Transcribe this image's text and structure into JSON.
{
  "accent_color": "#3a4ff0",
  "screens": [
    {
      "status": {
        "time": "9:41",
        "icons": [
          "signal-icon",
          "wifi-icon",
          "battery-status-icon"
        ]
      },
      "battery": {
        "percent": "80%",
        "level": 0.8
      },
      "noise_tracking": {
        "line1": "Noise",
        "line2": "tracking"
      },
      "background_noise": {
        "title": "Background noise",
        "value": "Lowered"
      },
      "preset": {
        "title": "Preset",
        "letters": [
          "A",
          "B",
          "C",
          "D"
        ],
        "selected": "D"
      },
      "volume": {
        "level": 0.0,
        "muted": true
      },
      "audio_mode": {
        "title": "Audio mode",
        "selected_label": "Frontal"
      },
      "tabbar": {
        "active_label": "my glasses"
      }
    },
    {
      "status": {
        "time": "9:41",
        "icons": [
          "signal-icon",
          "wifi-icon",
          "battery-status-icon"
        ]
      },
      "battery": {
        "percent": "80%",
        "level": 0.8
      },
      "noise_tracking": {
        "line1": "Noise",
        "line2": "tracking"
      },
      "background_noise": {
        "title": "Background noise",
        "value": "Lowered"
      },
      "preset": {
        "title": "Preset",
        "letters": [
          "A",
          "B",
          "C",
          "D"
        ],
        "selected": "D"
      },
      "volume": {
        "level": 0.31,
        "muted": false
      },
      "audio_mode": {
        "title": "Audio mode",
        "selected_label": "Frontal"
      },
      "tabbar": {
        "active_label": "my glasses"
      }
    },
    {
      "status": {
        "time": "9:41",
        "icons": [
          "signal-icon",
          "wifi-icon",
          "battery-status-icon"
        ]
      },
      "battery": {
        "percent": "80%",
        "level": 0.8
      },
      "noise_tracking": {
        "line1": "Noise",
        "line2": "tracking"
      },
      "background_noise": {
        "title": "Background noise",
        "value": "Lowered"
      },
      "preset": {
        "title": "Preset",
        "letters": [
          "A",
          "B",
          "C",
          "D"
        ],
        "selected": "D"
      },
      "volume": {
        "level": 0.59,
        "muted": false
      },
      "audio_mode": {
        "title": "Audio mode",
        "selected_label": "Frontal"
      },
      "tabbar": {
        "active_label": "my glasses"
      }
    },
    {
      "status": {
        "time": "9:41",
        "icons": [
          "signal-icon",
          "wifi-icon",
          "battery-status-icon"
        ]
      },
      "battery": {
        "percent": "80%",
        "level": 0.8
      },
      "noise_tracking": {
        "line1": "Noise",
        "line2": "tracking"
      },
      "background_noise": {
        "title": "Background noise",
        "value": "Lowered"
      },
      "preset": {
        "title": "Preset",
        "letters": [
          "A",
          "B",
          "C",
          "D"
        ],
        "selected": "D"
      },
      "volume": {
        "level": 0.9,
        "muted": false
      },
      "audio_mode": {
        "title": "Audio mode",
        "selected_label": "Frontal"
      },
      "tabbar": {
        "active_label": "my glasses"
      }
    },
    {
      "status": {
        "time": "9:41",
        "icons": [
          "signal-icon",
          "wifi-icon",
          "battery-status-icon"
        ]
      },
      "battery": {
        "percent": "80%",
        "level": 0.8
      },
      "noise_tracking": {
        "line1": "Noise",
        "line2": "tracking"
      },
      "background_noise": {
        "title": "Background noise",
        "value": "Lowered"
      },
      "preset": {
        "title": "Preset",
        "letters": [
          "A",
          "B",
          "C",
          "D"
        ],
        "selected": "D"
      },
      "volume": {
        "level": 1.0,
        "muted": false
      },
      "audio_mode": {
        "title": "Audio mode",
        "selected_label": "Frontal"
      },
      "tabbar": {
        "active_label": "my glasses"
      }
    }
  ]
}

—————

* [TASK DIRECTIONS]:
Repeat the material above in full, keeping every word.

* [TASK OUTPUT]:
Transcribe this image's text and structure into JSON.
{
  "accent_color": "#3a4ff0",
  "screens": [
    {
      "status": {
        "time": "9:41",
        "icons": [
          "signal-icon",
          "wifi-icon",
          "battery-status-icon"
        ]
      },
      "battery": {
        "percent": "80%",
        "level": 0.8
      },
      "noise_tracking": {
        "line1": "Noise",
        "line2": "tracking"
      },
      "background_noise": {
        "title": "Background noise",
        "value": "Lowered"
      },
      "preset": {
        "title": "Preset",
        "letters": [
          "A",
          "B",
          "C",
          "D"
        ],
        "selected": "D"
      },
      "volume": {
        "level": 0.0,
        "muted": true
      },
      "audio_mode": {
        "title": "Audio mode",
        "selected_label": "Frontal"
      },
      "tabbar": {
        "active_label": "my glasses"
      }
    },
    {
      "status": {
        "time": "9:41",
        "icons": [
          "signal-icon",
          "wifi-icon",
          "battery-status-icon"
        ]
      },
      "battery": {
        "percent": "80%",
        "level": 0.8
      },
      "noise_tracking": {
        "line1": "Noise",
        "line2": "tracking"
      },
      "background_noise": {
        "title": "Background noise",
        "value": "Lowered"
      },
      "preset": {
        "title": "Preset",
        "letters": [
          "A",
          "B",
          "C",
          "D"
        ],
        "selected": "D"
      },
      "volume": {
        "level": 0.31,
        "muted": false
      },
      "audio_mode": {
        "title": "Audio mode",
        "selected_label": "Frontal"
      },
      "tabbar": {
        "active_label": "my glasses"
      }
    },
    {
      "status": {
        "time": "9:41",
        "icons": [
          "signal-icon",
          "wifi-icon",
          "battery-status-icon"
        ]
      },
      "battery": {
        "percent": "80%",
        "level": 0.8
      },
      "noise_tracking": {
        "line1": "Noise",
        "line2": "tracking"
      },
      "background_noise": {
        "title": "Background noise",
        "value": "Lowered"
      },
      "preset": {
        "title": "Preset",
        "letters": [
          "A",
          "B",
          "C",
          "D"
        ],
        "selected": "D"
      },
      "volume": {
        "level": 0.59,
        "muted": false
      },
      "audio_mode": {
        "title": "Audio mode",
        "selected_label": "Frontal"
      },
      "tabbar": {
        "active_label": "my glasses"
      }
    },
    {
      "status": {
        "time": "9:41",
        "icons": [
          "signal-icon",
          "wifi-icon",
          "battery-status-icon"
        ]
      },
      "battery": {
        "percent": "80%",
        "level": 0.8
      },
      "noise_tracking": {
        "line1": "Noise",
        "line2": "tracking"
      },
      "background_noise": {
        "title": "Background noise",
        "value": "Lowered"
      },
      "preset": {
        "title": "Preset",
        "letters": [
          "A",
          "B",
          "C",
          "D"
        ],
        "selected": "D"
      },
      "volume": {
        "level": 0.9,
        "muted": false
      },
      "audio_mode": {
        "title": "Audio mode",
        "selected_label": "Frontal"
      },
      "tabbar": {
        "active_label": "my glasses"
      }
    },
    {
      "status": {
        "time": "9:41",
        "icons": [
          "signal-icon",
          "wifi-icon",
          "battery-status-icon"
        ]
      },
      "battery": {
        "percent": "80%",
        "level": 0.8
      },
      "noise_tracking": {
        "line1": "Noise",
        "line2": "tracking"
      },
      "background_noise": {
        "title": "Background noise",
        "value": "Lowered"
      },
      "preset": {
        "title": "Preset",
        "letters": [
          "A",
          "B",
          "C",
          "D"
        ],
        "selected": "D"
      },
      "volume": {
        "level": 1.0,
        "muted": false
      },
      "audio_mode": {
        "title": "Audio mode",
        "selected_label": "Frontal"
      },
      "tabbar": {
        "active_label": "my glasses"
      }
    }
  ]
}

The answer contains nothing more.